No Business Method Patents, means no Business Method Patents.
In a recent case, regarding Austin’s own Open Text, Judge Donato invalidated claims within a patent assigned to Open Text. The patent suit in question resulted from companies that create management software, wherein the claims were directed towards creating groups of users based upon the users’ interactions with websites, and forwarding emails to the users based on the actions.
The district court cited Alice Corp, to invalidate the patent under 35 USC 101, as reciting a very simple computer driven method, which is related with a basic marketing principle. Specifically, the court stated that the claims pretty much help identify a potential customer, and engage with them to improve their customer experience.
The district court reasoned that for an invention to be patentable, the invention must do more than perform a “well-understood, routine, conventional activity” or just “computerizing the abstract idea.” The court further stated that tying the process to a computer does not add substance to basic marketing schemes.
This case is somewhat interesting for a couple of different reasons. First, in the past tying abstract ideas to concrete machines, even basic machines, such as “a computer” or “memory device” were used as somewhat workarounds the “abstract idea” limitations. However, with this case, (as well as in Alice Corp.) it appears that courts are invalidating patents to performing old ideas (or things that could have previously been implemented) on computers.

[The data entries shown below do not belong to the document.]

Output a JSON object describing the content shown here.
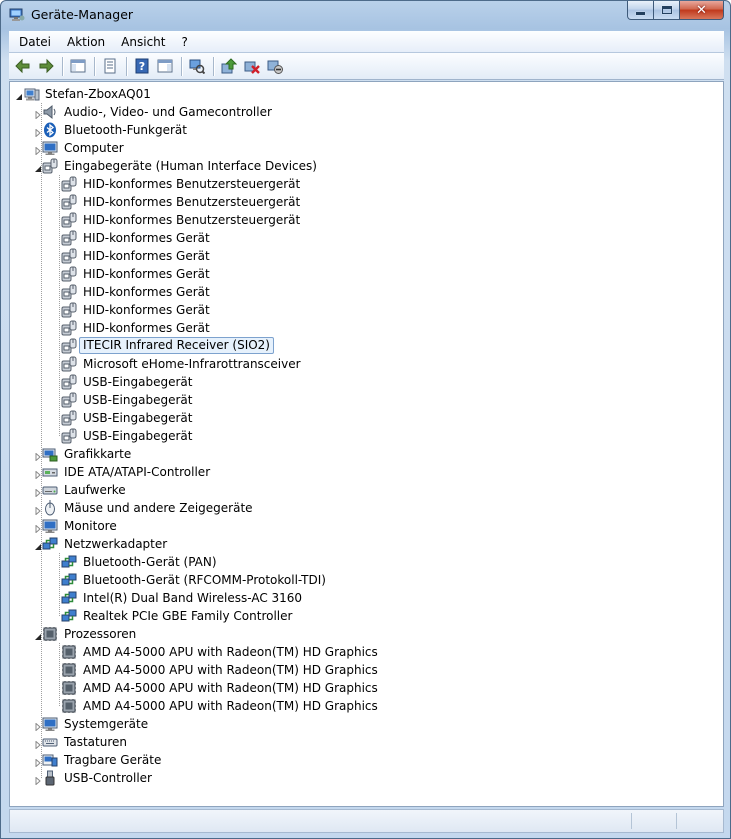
{
  "window": {
    "title": "Geräte-Manager"
  },
  "menu": [
    {
      "label": "Datei"
    },
    {
      "label": "Aktion"
    },
    {
      "label": "Ansicht"
    },
    {
      "label": "?"
    }
  ],
  "toolbar": [
    {
      "icon": "back-arrow-icon",
      "name": "back-button"
    },
    {
      "icon": "forward-arrow-icon",
      "name": "forward-button"
    },
    {
      "sep": true
    },
    {
      "icon": "console-tree-icon",
      "name": "show-hide-console-tree-button"
    },
    {
      "sep": true
    },
    {
      "icon": "properties-icon",
      "name": "properties-button"
    },
    {
      "sep": true
    },
    {
      "icon": "help-icon",
      "name": "help-button"
    },
    {
      "icon": "action-pane-icon",
      "name": "show-hide-action-pane-button"
    },
    {
      "sep": true
    },
    {
      "icon": "scan-hardware-icon",
      "name": "scan-hardware-button"
    },
    {
      "sep": true
    },
    {
      "icon": "update-driver-icon",
      "name": "update-driver-button"
    },
    {
      "icon": "uninstall-device-icon",
      "name": "uninstall-device-button"
    },
    {
      "icon": "disable-device-icon",
      "name": "disable-device-button"
    }
  ],
  "tree": [
    {
      "level": 0,
      "label": "Stefan-ZboxAQ01",
      "icon": "computer",
      "exp": "open"
    },
    {
      "level": 1,
      "label": "Audio-, Video- und Gamecontroller",
      "icon": "speaker",
      "exp": "closed"
    },
    {
      "level": 1,
      "label": "Bluetooth-Funkgerät",
      "icon": "bluetooth",
      "exp": "closed"
    },
    {
      "level": 1,
      "label": "Computer",
      "icon": "monitor",
      "exp": "closed"
    },
    {
      "level": 1,
      "label": "Eingabegeräte (Human Interface Devices)",
      "icon": "hid",
      "exp": "open"
    },
    {
      "level": 2,
      "label": "HID-konformes Benutzersteuergerät",
      "icon": "hid"
    },
    {
      "level": 2,
      "label": "HID-konformes Benutzersteuergerät",
      "icon": "hid"
    },
    {
      "level": 2,
      "label": "HID-konformes Benutzersteuergerät",
      "icon": "hid"
    },
    {
      "level": 2,
      "label": "HID-konformes Gerät",
      "icon": "hid"
    },
    {
      "level": 2,
      "label": "HID-konformes Gerät",
      "icon": "hid"
    },
    {
      "level": 2,
      "label": "HID-konformes Gerät",
      "icon": "hid"
    },
    {
      "level": 2,
      "label": "HID-konformes Gerät",
      "icon": "hid"
    },
    {
      "level": 2,
      "label": "HID-konformes Gerät",
      "icon": "hid"
    },
    {
      "level": 2,
      "label": "HID-konformes Gerät",
      "icon": "hid"
    },
    {
      "level": 2,
      "label": "ITECIR Infrared Receiver (SIO2)",
      "icon": "hid",
      "selected": true
    },
    {
      "level": 2,
      "label": "Microsoft eHome-Infrarottransceiver",
      "icon": "hid"
    },
    {
      "level": 2,
      "label": "USB-Eingabegerät",
      "icon": "hid"
    },
    {
      "level": 2,
      "label": "USB-Eingabegerät",
      "icon": "hid"
    },
    {
      "level": 2,
      "label": "USB-Eingabegerät",
      "icon": "hid"
    },
    {
      "level": 2,
      "label": "USB-Eingabegerät",
      "icon": "hid"
    },
    {
      "level": 1,
      "label": "Grafikkarte",
      "icon": "display-adapter",
      "exp": "closed"
    },
    {
      "level": 1,
      "label": "IDE ATA/ATAPI-Controller",
      "icon": "ide",
      "exp": "closed"
    },
    {
      "level": 1,
      "label": "Laufwerke",
      "icon": "disk",
      "exp": "closed"
    },
    {
      "level": 1,
      "label": "Mäuse und andere Zeigegeräte",
      "icon": "mouse",
      "exp": "closed"
    },
    {
      "level": 1,
      "label": "Monitore",
      "icon": "monitor",
      "exp": "closed"
    },
    {
      "level": 1,
      "label": "Netzwerkadapter",
      "icon": "network",
      "exp": "open"
    },
    {
      "level": 2,
      "label": "Bluetooth-Gerät (PAN)",
      "icon": "network"
    },
    {
      "level": 2,
      "label": "Bluetooth-Gerät (RFCOMM-Protokoll-TDI)",
      "icon": "network"
    },
    {
      "level": 2,
      "label": "Intel(R) Dual Band Wireless-AC 3160",
      "icon": "network"
    },
    {
      "level": 2,
      "label": "Realtek PCIe GBE Family Controller",
      "icon": "network"
    },
    {
      "level": 1,
      "label": "Prozessoren",
      "icon": "cpu",
      "exp": "open"
    },
    {
      "level": 2,
      "label": "AMD A4-5000 APU with Radeon(TM) HD Graphics",
      "icon": "cpu"
    },
    {
      "level": 2,
      "label": "AMD A4-5000 APU with Radeon(TM) HD Graphics",
      "icon": "cpu"
    },
    {
      "level": 2,
      "label": "AMD A4-5000 APU with Radeon(TM) HD Graphics",
      "icon": "cpu"
    },
    {
      "level": 2,
      "label": "AMD A4-5000 APU with Radeon(TM) HD Graphics",
      "icon": "cpu"
    },
    {
      "level": 1,
      "label": "Systemgeräte",
      "icon": "monitor",
      "exp": "closed"
    },
    {
      "level": 1,
      "label": "Tastaturen",
      "icon": "keyboard",
      "exp": "closed"
    },
    {
      "level": 1,
      "label": "Tragbare Geräte",
      "icon": "portable",
      "exp": "closed"
    },
    {
      "level": 1,
      "label": "USB-Controller",
      "icon": "usb",
      "exp": "closed"
    }
  ]
}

Second, it appears that the invalided patents have an incredibly broad scope because a group of users could inherently only include a single user, and a “specified event” (or interaction with a website) could really be anything. This could have partially led to the invalidation of the claims. Third, if you are writing “business method patents”, the claims in the patent should be written fairly specific, with specific steps and/or actions that need to be done. This could potentially alleviate some issues of an “abstract idea.”